    5. Even after 15 minutes, data may be recovered from your RAM. This includes encryption keys. I don’t care if it’s heavy, the computer goes out the window. Physically.
    6. If the bad guys are bad enough, they will eventually break both your face and your encryption. You cannot avoid this.
    7. If using SSDs, disable the TRIM feature. It tells bad guys where you had data written and where not. Leak no information from the data within the encryption. An encrypted volume should be a big random blob with no coherence whatsoever.
    8. Encryption doesn’t defend against physical keyloggers, video cameras, or a $5 wrench.
    • Secure deletion
    1. Never write anything from an encrypted volume to something outside of it. Not once. Even removed, these files can be recovered. Encrypted data does not leave encrypted volumes.
    2. If you want to correctly remove data, use a tool to re-write it multiple times with random data. THEN remove.
    3. If you are using SSD or Btrfs, you’re screwed. There is no reliable secure deletion for you. You should have encrypted in the first place.
    • Passwords
    1. Create an encrypted volume within a file, store your passwords in there. They don’t leave this volume. No excuses.
    2. All passwords are at least 13 characters long, they are all generated at random with upper and lowercase letters, numbers, and special characters when allowed.

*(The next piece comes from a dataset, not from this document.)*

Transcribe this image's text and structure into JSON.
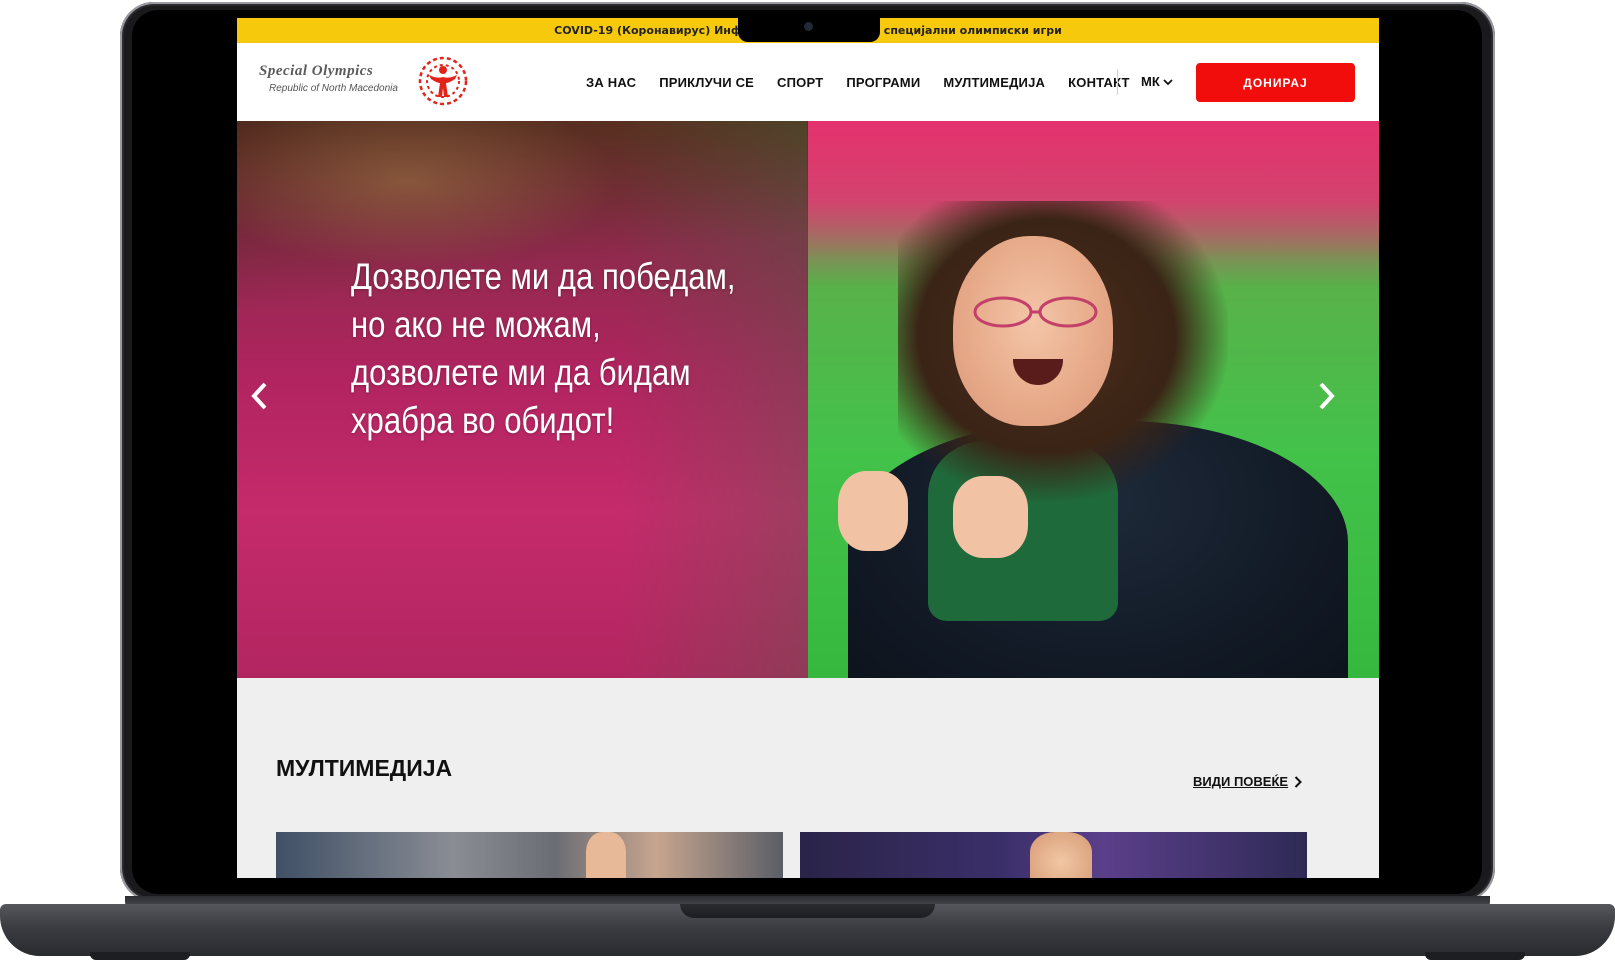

    3. A password is used for only one service. No exceptions.
    4. If you know a password by memory, it’s probably too weak.
    5. The only password you should really remember is the password to your encrypted disks and encrypted volume containing other passwords. They must be different. If you don’t like having all passwords in one encrypted volume, create one per security level. Passwords must differ.

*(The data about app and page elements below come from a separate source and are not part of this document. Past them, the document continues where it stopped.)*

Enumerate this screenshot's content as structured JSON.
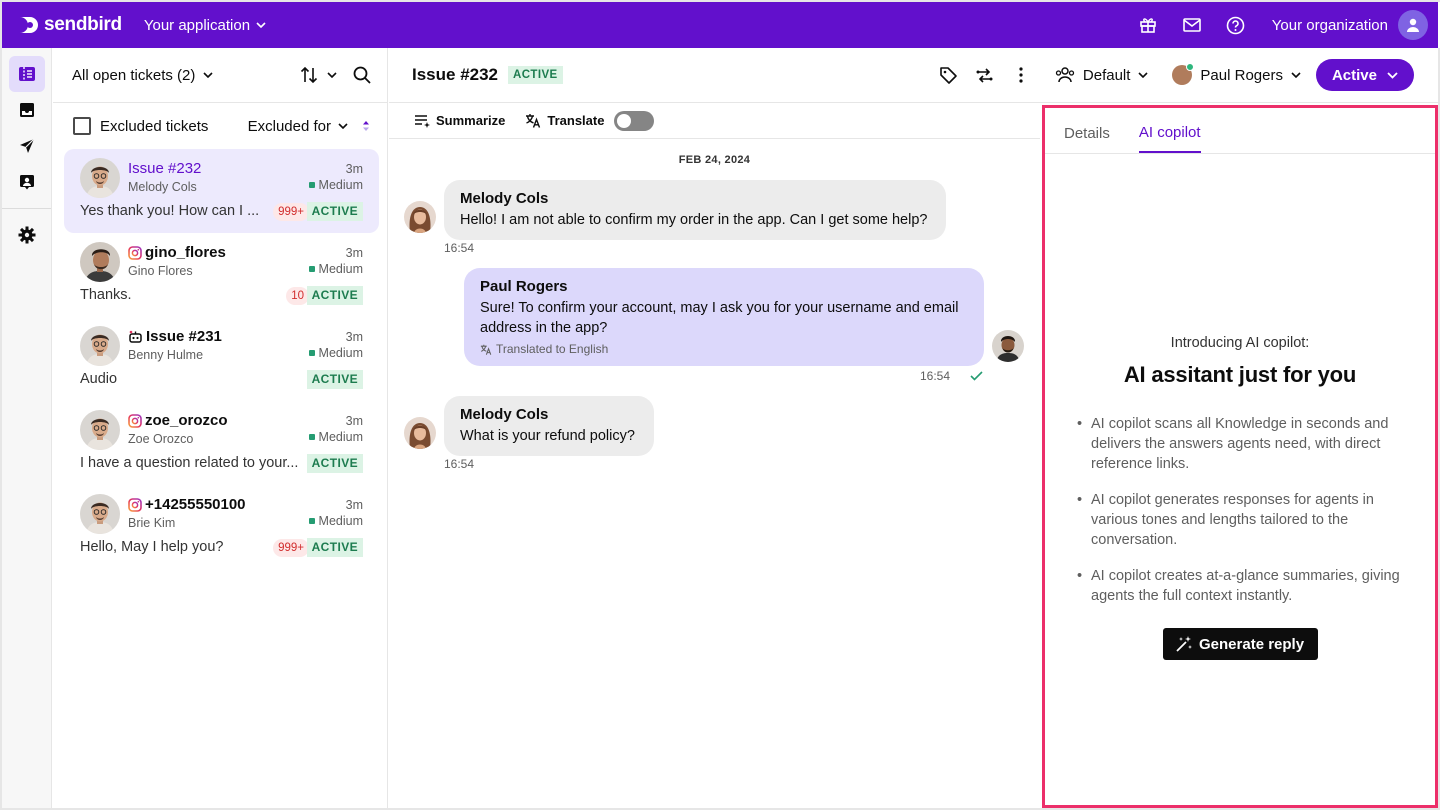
{
  "brand": {
    "logo_text": "sendbird",
    "accent": "#6210cc",
    "highlight_border": "#ec2f6a"
  },
  "topbar": {
    "app_selector": "Your application",
    "icons": [
      "gift-icon",
      "mail-icon",
      "help-icon"
    ],
    "org_name": "Your organization"
  },
  "rail": {
    "items": [
      "tickets-icon",
      "inbox-icon",
      "send-icon",
      "contact-icon",
      "settings-icon"
    ]
  },
  "tickets": {
    "filter_label": "All open tickets (2)",
    "excluded_label": "Excluded tickets",
    "excluded_for_label": "Excluded for",
    "items": [
      {
        "title": "Issue #232",
        "subtitle": "Melody Cols",
        "time": "3m",
        "priority": "Medium",
        "message": "Yes thank you! How can I ...",
        "count": "999+",
        "status": "ACTIVE",
        "channel": "none"
      },
      {
        "title": "gino_flores",
        "subtitle": "Gino Flores",
        "time": "3m",
        "priority": "Medium",
        "message": "Thanks.",
        "count": "10",
        "status": "ACTIVE",
        "channel": "instagram"
      },
      {
        "title": "Issue #231",
        "subtitle": "Benny Hulme",
        "time": "3m",
        "priority": "Medium",
        "message": "Audio",
        "count": "",
        "status": "ACTIVE",
        "channel": "bot"
      },
      {
        "title": "zoe_orozco",
        "subtitle": "Zoe Orozco",
        "time": "3m",
        "priority": "Medium",
        "message": "I have a question related to your...",
        "count": "",
        "status": "ACTIVE",
        "channel": "instagram"
      },
      {
        "title": "+14255550100",
        "subtitle": "Brie Kim",
        "time": "3m",
        "priority": "Medium",
        "message": "Hello, May I help you?",
        "count": "999+",
        "status": "ACTIVE",
        "channel": "instagram"
      }
    ]
  },
  "conversation": {
    "title": "Issue #232",
    "status_badge": "ACTIVE",
    "group_select": "Default",
    "agent_select": "Paul Rogers",
    "status_button": "Active",
    "tools": {
      "summarize": "Summarize",
      "translate": "Translate"
    },
    "date": "FEB 24, 2024",
    "messages": [
      {
        "sender": "Melody Cols",
        "text": "Hello! I am not able to confirm my order in the app. Can I get some help?",
        "time": "16:54"
      },
      {
        "sender": "Paul Rogers",
        "text": "Sure! To confirm your account, may I ask you for your username and email address in the app?",
        "translated": "Translated to English",
        "time": "16:54"
      },
      {
        "sender": "Melody Cols",
        "text": "What is your refund policy?",
        "time": "16:54"
      }
    ]
  },
  "panel": {
    "tabs": [
      "Details",
      "AI copilot"
    ],
    "active_tab": "AI copilot",
    "kicker": "Introducing AI copilot:",
    "title": "AI assitant just for you",
    "bullets": [
      "AI copilot scans all Knowledge in seconds and delivers the answers agents need, with direct reference links.",
      "AI copilot generates responses for agents in various tones and lengths tailored to the conversation.",
      "AI copilot creates at-a-glance summaries, giving agents the full context instantly."
    ],
    "button": "Generate reply"
  }
}
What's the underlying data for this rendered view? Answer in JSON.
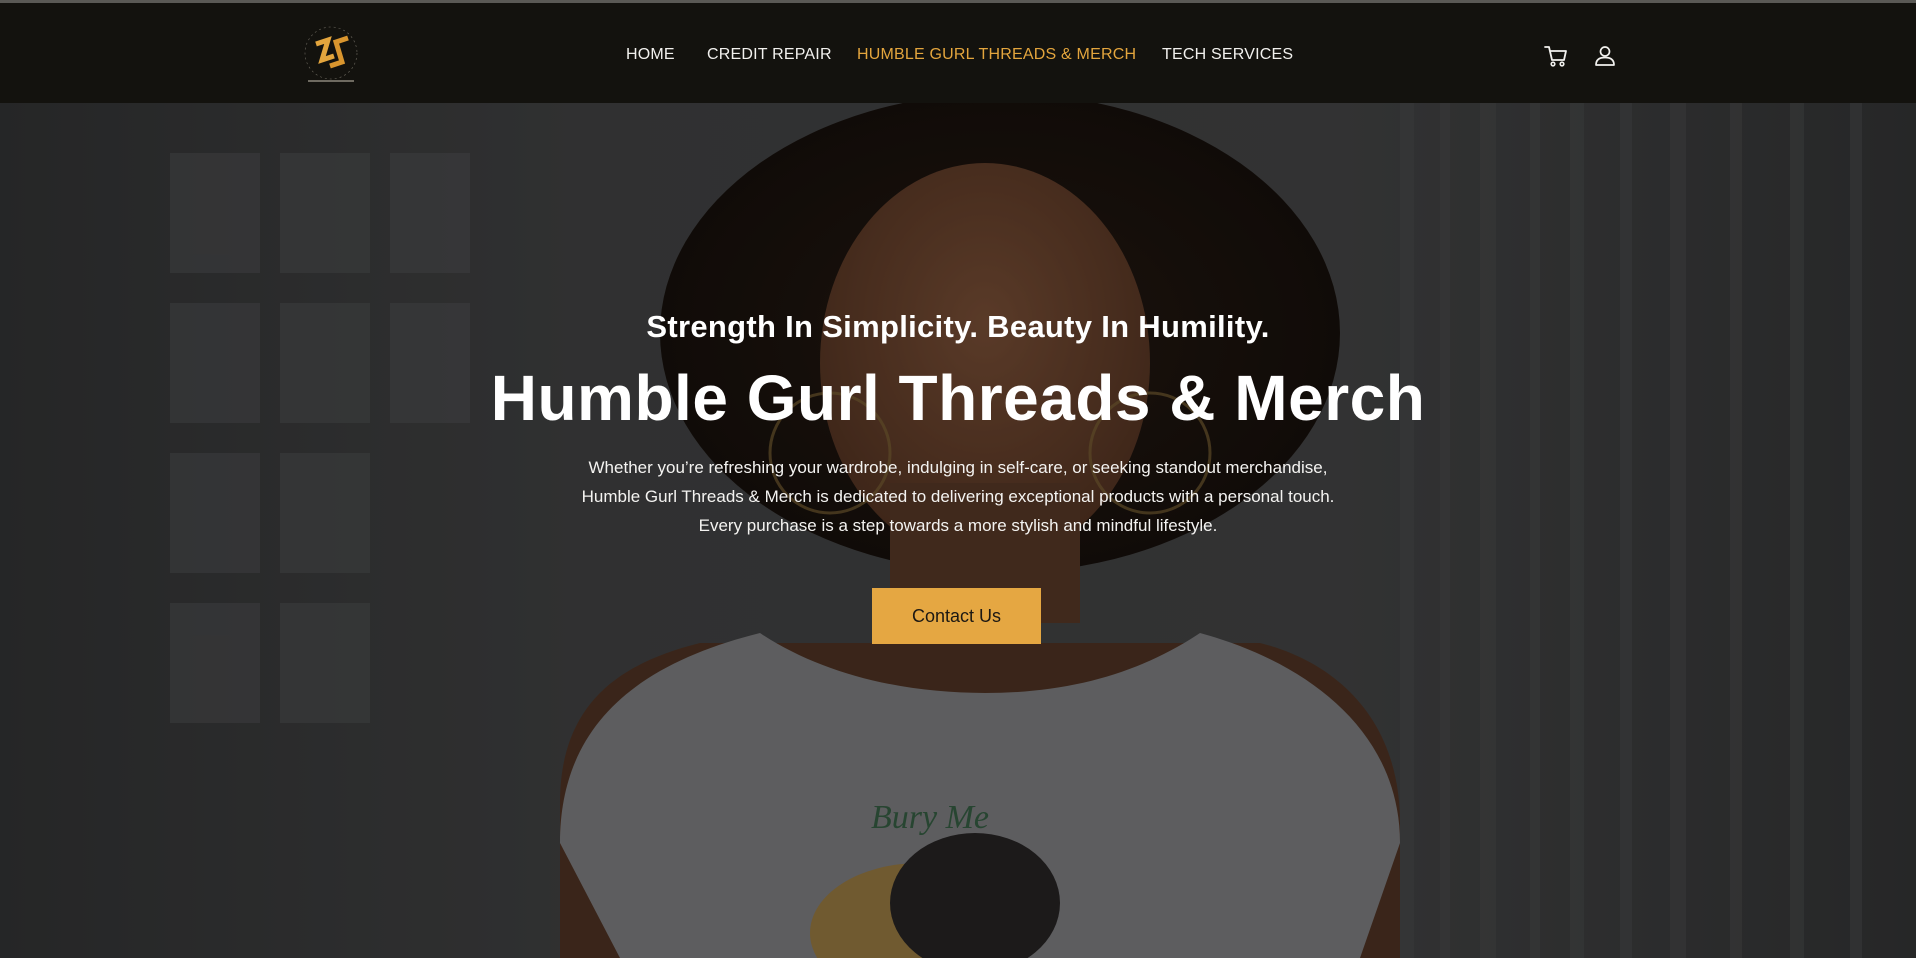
{
  "brand": {
    "logo_icon": "ds-monogram-logo",
    "accent_color": "#e3a53d",
    "header_bg": "#13120e"
  },
  "nav": {
    "items": [
      {
        "label": "HOME",
        "active": false
      },
      {
        "label": "CREDIT REPAIR",
        "active": false
      },
      {
        "label": "HUMBLE GURL THREADS & MERCH",
        "active": true
      },
      {
        "label": "TECH SERVICES",
        "active": false
      }
    ]
  },
  "header_icons": {
    "cart": "cart-icon",
    "account": "user-icon"
  },
  "hero": {
    "tagline": "Strength In Simplicity. Beauty In Humility.",
    "title": "Humble Gurl Threads & Merch",
    "description": "Whether you’re refreshing your wardrobe, indulging in self-care, or seeking standout merchandise, Humble Gurl Threads & Merch is dedicated to delivering exceptional products with a personal touch. Every purchase is a step towards a more stylish and mindful lifestyle.",
    "cta_label": "Contact Us",
    "cta_color": "#e5a742"
  }
}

    6. Don’t generate a password from something outside your computer.
    7. When any doubt of a compromised password arises, change it completely.
    • Anonymity

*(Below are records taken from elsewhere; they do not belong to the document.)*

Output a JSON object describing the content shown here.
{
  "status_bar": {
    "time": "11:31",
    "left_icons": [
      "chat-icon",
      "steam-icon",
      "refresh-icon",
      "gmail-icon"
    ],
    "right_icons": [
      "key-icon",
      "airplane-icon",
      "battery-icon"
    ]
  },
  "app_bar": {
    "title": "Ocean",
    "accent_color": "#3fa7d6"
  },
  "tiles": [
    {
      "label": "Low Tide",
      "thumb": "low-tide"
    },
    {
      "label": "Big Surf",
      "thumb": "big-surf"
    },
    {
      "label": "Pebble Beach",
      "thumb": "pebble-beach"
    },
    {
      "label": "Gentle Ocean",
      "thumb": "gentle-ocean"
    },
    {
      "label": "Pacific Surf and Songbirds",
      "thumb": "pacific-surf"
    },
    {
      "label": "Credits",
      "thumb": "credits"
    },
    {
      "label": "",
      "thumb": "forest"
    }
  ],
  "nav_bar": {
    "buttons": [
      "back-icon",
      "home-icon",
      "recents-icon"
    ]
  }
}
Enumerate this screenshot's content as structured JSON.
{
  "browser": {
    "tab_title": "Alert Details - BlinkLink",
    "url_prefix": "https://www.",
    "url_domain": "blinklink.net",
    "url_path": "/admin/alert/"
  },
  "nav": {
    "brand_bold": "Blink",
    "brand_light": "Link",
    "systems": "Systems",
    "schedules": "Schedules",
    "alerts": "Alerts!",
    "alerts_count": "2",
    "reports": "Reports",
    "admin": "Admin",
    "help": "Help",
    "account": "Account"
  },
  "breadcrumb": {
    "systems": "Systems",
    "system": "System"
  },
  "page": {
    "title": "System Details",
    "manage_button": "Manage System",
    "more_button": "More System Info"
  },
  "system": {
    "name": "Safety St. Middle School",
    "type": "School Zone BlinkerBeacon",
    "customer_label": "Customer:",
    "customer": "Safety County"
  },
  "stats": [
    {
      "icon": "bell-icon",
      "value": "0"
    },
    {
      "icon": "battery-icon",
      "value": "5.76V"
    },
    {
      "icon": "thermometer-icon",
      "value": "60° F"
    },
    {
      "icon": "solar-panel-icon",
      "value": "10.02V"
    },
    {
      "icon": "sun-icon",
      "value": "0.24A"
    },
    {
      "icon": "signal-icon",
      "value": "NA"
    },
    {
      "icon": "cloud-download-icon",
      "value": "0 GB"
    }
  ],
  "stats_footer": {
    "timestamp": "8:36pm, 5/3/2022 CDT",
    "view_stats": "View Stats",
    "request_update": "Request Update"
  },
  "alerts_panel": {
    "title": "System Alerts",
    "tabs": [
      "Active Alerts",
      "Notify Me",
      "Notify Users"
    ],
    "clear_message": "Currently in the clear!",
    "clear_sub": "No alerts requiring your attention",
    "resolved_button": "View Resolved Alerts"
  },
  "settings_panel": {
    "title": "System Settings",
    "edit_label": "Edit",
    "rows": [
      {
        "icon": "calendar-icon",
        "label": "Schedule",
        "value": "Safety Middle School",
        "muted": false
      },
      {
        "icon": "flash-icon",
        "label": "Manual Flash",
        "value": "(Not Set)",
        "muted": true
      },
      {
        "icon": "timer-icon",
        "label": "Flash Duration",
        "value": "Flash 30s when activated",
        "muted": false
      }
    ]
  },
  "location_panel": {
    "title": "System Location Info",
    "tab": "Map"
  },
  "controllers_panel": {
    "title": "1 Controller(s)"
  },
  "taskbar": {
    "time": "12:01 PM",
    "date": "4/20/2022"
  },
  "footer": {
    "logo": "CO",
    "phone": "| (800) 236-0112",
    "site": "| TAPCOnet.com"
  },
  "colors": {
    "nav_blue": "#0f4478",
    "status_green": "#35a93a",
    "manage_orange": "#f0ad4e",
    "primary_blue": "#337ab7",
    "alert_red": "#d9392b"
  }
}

    1. Use Tor
    2. If Tor is not enough, use more Tor. Use this from a moderately untrusted computer too.
    3. Don’t send identifiable data over an anonymised channel. It’s like signing an anonymous letter.
    4. Using anything other than Tor will probably get you killed. Trust only Tor.
    • Ciphers/etc
    1. Anything that’s not AES is suspicious and must have a pretty good reason for not using AES.
    2. The more exotic the cipher, the less trust it deserves in real life situations.
    3. MD5 is dead. Never use it or let it hash any password of yours. Start avoiding SHA1 when possible.
    4. When confronted with something new you don’t understand, seek help.
    5. The friend claiming he’s haxxor3d the NSA five times already and who is getting laid every night is of no help in cryptography.
    • General / Social Engineering
    1. Anything closed source does not deserve trust.
    2. Anything you depend on that you cannot check or have checked does not deserve trust.
    3. The less you control it, the less trust it deserves.
    4. Trust decreases geometrically with each transfer. Too much intermediaries means no trust.
    5. Trust can always be revoked. Things change and allies become adversaries.
    6. If you trust someone or something with something that could end your life, change strategy. Trusting someone else than you for such things is a last resort only.
    7. Never suspend your paranoia against someone just because he asked you to. No matter how good the excuse is. Accept only tangible and external proof. People lie a lot.
    8. Just because it’s stronger than you doesn’t mean it should be trusted.
    9. Just because it’s weaker than you doesn’t mean it should be trusted.
    10. Just because it needs your help doesn’t mean it should be trusted.
    11. Don’t trust me. I may be wrong, I may be lying. check for yourself and have people confirm anything before implementing it.

Joseph Forbes (691)

Information Technology Consultant. For SMB, SOHO, and Online business. From Computers to Telecommunications this guy has been into it since hippies made it hip. Drone Pilot and Tech Aficionado I get to travel the State of Texas to help businesses succeed.